JLPT past exam papers
(Japan Educational Exchanges and Services and The Japan Foundation)
Every year JEES and the Japan Foundation publish the previous December’s test papers. They come in 2 volumes. One with level 4 and 3, one with level 2 and 1. You can usually find some past years but they do go out of print. I wonder if I shouldn’t start buying level 2 test papers now, but it’ll be a few years before I’m ready for level 2.
Basically what you get is the test paper reproduced exactly; A CD of the listening section; the answers and marking scheme; transcripts of the listening dialogues and statistics on the years scores.
I must say the price is a bit steep (at least in the UK). I’d recommend this book as being more useful. Also it may be possible to get past test papers online, but you’ll need to google for them. It’s useful to have them on paper.

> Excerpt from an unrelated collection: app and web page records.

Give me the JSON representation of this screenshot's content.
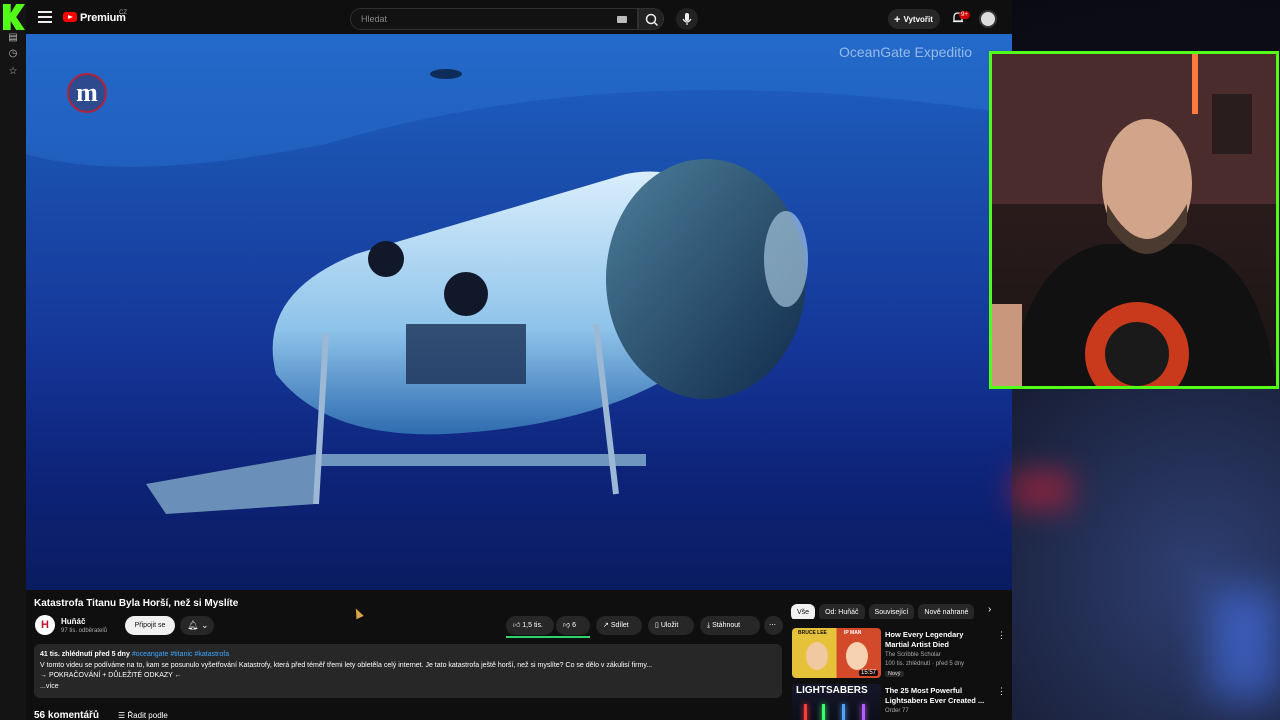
{
  "topbar": {
    "brand": "Premium",
    "brand_region": "CZ",
    "search_placeholder": "Hledat",
    "create_label": "Vytvořit",
    "notif_badge": "9+"
  },
  "video": {
    "watermark": "OceanGate Expeditio",
    "corner_logo": "m",
    "title": "Katastrofa Titanu Byla Horší, než si Myslíte"
  },
  "channel": {
    "avatar_letter": "H",
    "name": "Huňáč",
    "subscribers": "97 tis. odběratelů",
    "join_label": "Připojit se"
  },
  "actions": {
    "likes": "1,5 tis.",
    "dislikes": "6",
    "share": "Sdílet",
    "save": "Uložit",
    "download": "Stáhnout"
  },
  "description": {
    "views_date": "41 tis. zhlédnutí  před 5 dny",
    "tags": "#oceangate #titanic #katastrofa",
    "line1": "V tomto videu se podíváme na to, kam se posunulo vyšetřování Katastrofy, která před téměř třemi lety obletěla celý internet. Je tato katastrofa ještě horší, než si myslíte? Co se dělo v zákulisí firmy...",
    "line2": "→ POKRAČOVÁNÍ + DŮLEŽITÉ ODKAZY ←",
    "more": "...více"
  },
  "comments": {
    "count_label": "56 komentářů",
    "sort_label": "Řadit podle"
  },
  "chips": [
    "Vše",
    "Od: Huňáč",
    "Související",
    "Nově nahrané"
  ],
  "related": [
    {
      "title": "How Every Legendary Martial Artist Died",
      "channel": "The Scribble Scholar",
      "meta": "100 tis. zhlédnutí · před 5 dny",
      "duration": "15:57",
      "badge": "Nový",
      "thumb_text_left": "BRUCE LEE",
      "thumb_text_right": "IP MAN"
    },
    {
      "title": "The 25 Most Powerful Lightsabers Ever Created ...",
      "channel": "Order 77",
      "thumb_text": "LIGHTSABERS"
    }
  ]
}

You might find that your teacher may have copies you can borrow or people who have taken the test before might have copies too.

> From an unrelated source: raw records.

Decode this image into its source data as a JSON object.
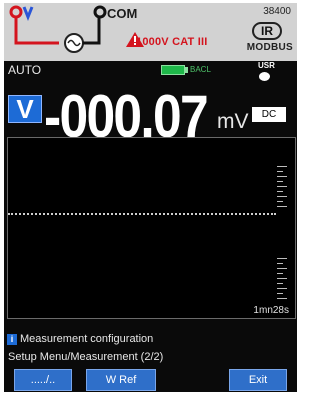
{
  "header": {
    "com_label": "COM",
    "category_label": "1000V CAT III",
    "model": "38400",
    "ir_label": "IR",
    "protocol": "MODBUS"
  },
  "status": {
    "range_mode": "AUTO",
    "battery_label": "BACL",
    "user_label": "USR"
  },
  "reading": {
    "function_badge": "V",
    "value": "-000.07",
    "unit": "mV",
    "coupling": "DC"
  },
  "graph": {
    "elapsed_time": "1mn28s"
  },
  "footer": {
    "info_text": "Measurement configuration",
    "menu_path": "Setup Menu/Measurement (2/2)"
  },
  "softkeys": {
    "key1": "...../..",
    "key2": "W Ref",
    "key3": "Exit"
  },
  "colors": {
    "accent_blue": "#1d6bd6",
    "warning_red": "#d4141e",
    "battery_green": "#1fb84a"
  }
}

Taking these test papers is a good way to prepare for the test. You should take them against the clock. Check your incorrect and guessed answers to make sure you understand the questions. Check all the vocabulary you didn’t know. Re-listen to the dialogues. This is probably the only way you can get listening exercises that are completely geared to the test and the level of Japanese required for the test.
I’d suggest that you could study 1 exam paper in a week or two. Practice makes perfect!

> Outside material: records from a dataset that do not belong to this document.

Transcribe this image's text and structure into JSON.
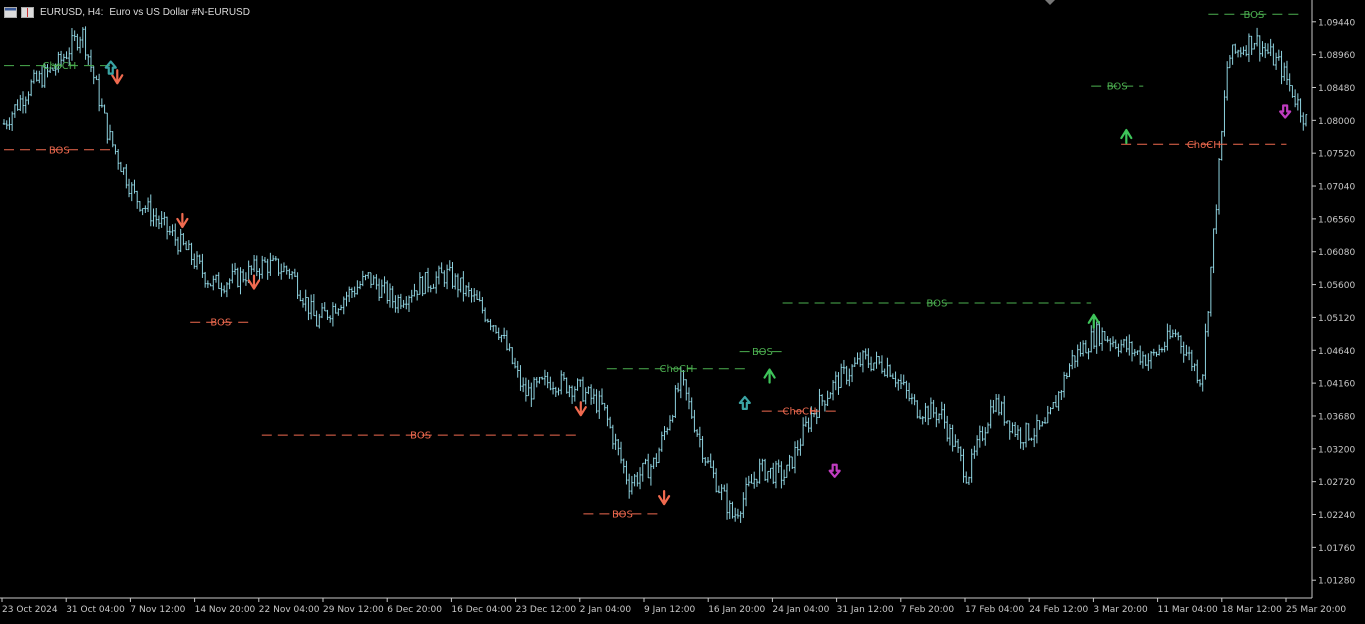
{
  "header": {
    "symbol_title": "EURUSD, H4:",
    "description": "Euro vs US Dollar #N-EURUSD"
  },
  "colors": {
    "background": "#000000",
    "candle": "#8fd3e0",
    "axis": "#c8c8c8",
    "bullish": "#4caf50",
    "bearish": "#f06a4f",
    "down_arrow": "#f06a4f",
    "up_arrow": "#3ec45a",
    "purple_arrow": "#c03cc0",
    "teal_arrow": "#3aa3a3"
  },
  "chart_data": {
    "type": "line",
    "title": "",
    "xlabel": "",
    "ylabel": "",
    "ylim": [
      1.0102,
      1.097
    ],
    "y_ticks": [
      "1.09440",
      "1.08960",
      "1.08480",
      "1.08000",
      "1.07520",
      "1.07040",
      "1.06560",
      "1.06080",
      "1.05600",
      "1.05120",
      "1.04640",
      "1.04160",
      "1.03680",
      "1.03200",
      "1.02720",
      "1.02240",
      "1.01760",
      "1.01280"
    ],
    "x_ticks": [
      "23 Oct 2024",
      "31 Oct 04:00",
      "7 Nov 12:00",
      "14 Nov 20:00",
      "22 Nov 04:00",
      "29 Nov 12:00",
      "6 Dec 20:00",
      "16 Dec 04:00",
      "23 Dec 12:00",
      "2 Jan 04:00",
      "9 Jan 12:00",
      "16 Jan 20:00",
      "24 Jan 04:00",
      "31 Jan 12:00",
      "7 Feb 20:00",
      "17 Feb 04:00",
      "24 Feb 12:00",
      "3 Mar 20:00",
      "11 Mar 04:00",
      "18 Mar 12:00",
      "25 Mar 20:00"
    ],
    "x": [
      0,
      0.02,
      0.04,
      0.06,
      0.08,
      0.1,
      0.12,
      0.14,
      0.16,
      0.18,
      0.2,
      0.22,
      0.24,
      0.26,
      0.28,
      0.3,
      0.32,
      0.34,
      0.36,
      0.38,
      0.4,
      0.42,
      0.44,
      0.46,
      0.48,
      0.5,
      0.52,
      0.54,
      0.56,
      0.58,
      0.6,
      0.62,
      0.64,
      0.66,
      0.68,
      0.7,
      0.72,
      0.74,
      0.76,
      0.78,
      0.8,
      0.82,
      0.84,
      0.86,
      0.88,
      0.9,
      0.92,
      0.94,
      0.96,
      0.98,
      1
    ],
    "series": [
      {
        "values": [
          1.0795,
          1.085,
          1.0878,
          1.093,
          1.078,
          1.069,
          1.065,
          1.061,
          1.056,
          1.057,
          1.059,
          1.058,
          1.0505,
          1.054,
          1.057,
          1.0535,
          1.056,
          1.0575,
          1.054,
          1.0495,
          1.04,
          1.042,
          1.041,
          1.038,
          1.027,
          1.03,
          1.042,
          1.03,
          1.022,
          1.029,
          1.028,
          1.037,
          1.042,
          1.045,
          1.044,
          1.038,
          1.037,
          1.028,
          1.039,
          1.034,
          1.035,
          1.045,
          1.049,
          1.047,
          1.045,
          1.049,
          1.042,
          1.089,
          1.092,
          1.088,
          1.08
        ]
      }
    ],
    "structure_levels": [
      {
        "label": "BOS",
        "kind": "bearish",
        "price": 1.0757,
        "x_start": 0.0,
        "x_end": 0.085
      },
      {
        "label": "BOS",
        "kind": "bearish",
        "price": 1.0505,
        "x_start": 0.143,
        "x_end": 0.19
      },
      {
        "label": "BOS",
        "kind": "bearish",
        "price": 1.034,
        "x_start": 0.198,
        "x_end": 0.442
      },
      {
        "label": "BOS",
        "kind": "bearish",
        "price": 1.0225,
        "x_start": 0.445,
        "x_end": 0.505
      },
      {
        "label": "ChoCH",
        "kind": "bullish",
        "price": 1.088,
        "x_start": 0.0,
        "x_end": 0.085
      },
      {
        "label": "ChoCH",
        "kind": "bullish",
        "price": 1.0437,
        "x_start": 0.463,
        "x_end": 0.57
      },
      {
        "label": "BOS",
        "kind": "bullish",
        "price": 1.0462,
        "x_start": 0.565,
        "x_end": 0.6
      },
      {
        "label": "BOS",
        "kind": "bullish",
        "price": 1.0533,
        "x_start": 0.598,
        "x_end": 0.835
      },
      {
        "label": "ChoCH",
        "kind": "bearish",
        "price": 1.0375,
        "x_start": 0.582,
        "x_end": 0.64
      },
      {
        "label": "BOS",
        "kind": "bullish",
        "price": 1.085,
        "x_start": 0.835,
        "x_end": 0.875
      },
      {
        "label": "BOS",
        "kind": "bullish",
        "price": 1.0955,
        "x_start": 0.925,
        "x_end": 0.995
      },
      {
        "label": "ChoCH",
        "kind": "bearish",
        "price": 1.0765,
        "x_start": 0.858,
        "x_end": 0.985
      }
    ],
    "signals": [
      {
        "kind": "down",
        "x": 0.087,
        "price": 1.086
      },
      {
        "kind": "down",
        "x": 0.137,
        "price": 1.065
      },
      {
        "kind": "down",
        "x": 0.192,
        "price": 1.056
      },
      {
        "kind": "down",
        "x": 0.443,
        "price": 1.0375
      },
      {
        "kind": "down",
        "x": 0.507,
        "price": 1.0245
      },
      {
        "kind": "up",
        "x": 0.588,
        "price": 1.043
      },
      {
        "kind": "up",
        "x": 0.862,
        "price": 1.078
      },
      {
        "kind": "up",
        "x": 0.837,
        "price": 1.051
      },
      {
        "kind": "purple-down",
        "x": 0.638,
        "price": 1.0285
      },
      {
        "kind": "purple-down",
        "x": 0.984,
        "price": 1.081
      },
      {
        "kind": "teal-up",
        "x": 0.569,
        "price": 1.039
      },
      {
        "kind": "teal-up",
        "x": 0.082,
        "price": 1.088
      }
    ]
  }
}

It’s worth pointing out that kanji account for only 47 marks out of 400; about 12%. You wouldn’t think that from the amount of attention on the internet given to kanji for JLPT. Grammar is far more important. If you don’t have grammar you might not be able to understand the listening section.
In it’s own right grammar accounts for 128 marks out of 400; 32%. The rest is vocabulary and that’s probably the most important part. If you study a good grammar with example sentences you should be studying kanji and vocabulary as a by-product and I think it’s easier to remember vocabulary if learnt in context and with other words.
Since the JLPT changed 2 years ago official past exam papers are no longer published, however various publishers are printing example papers.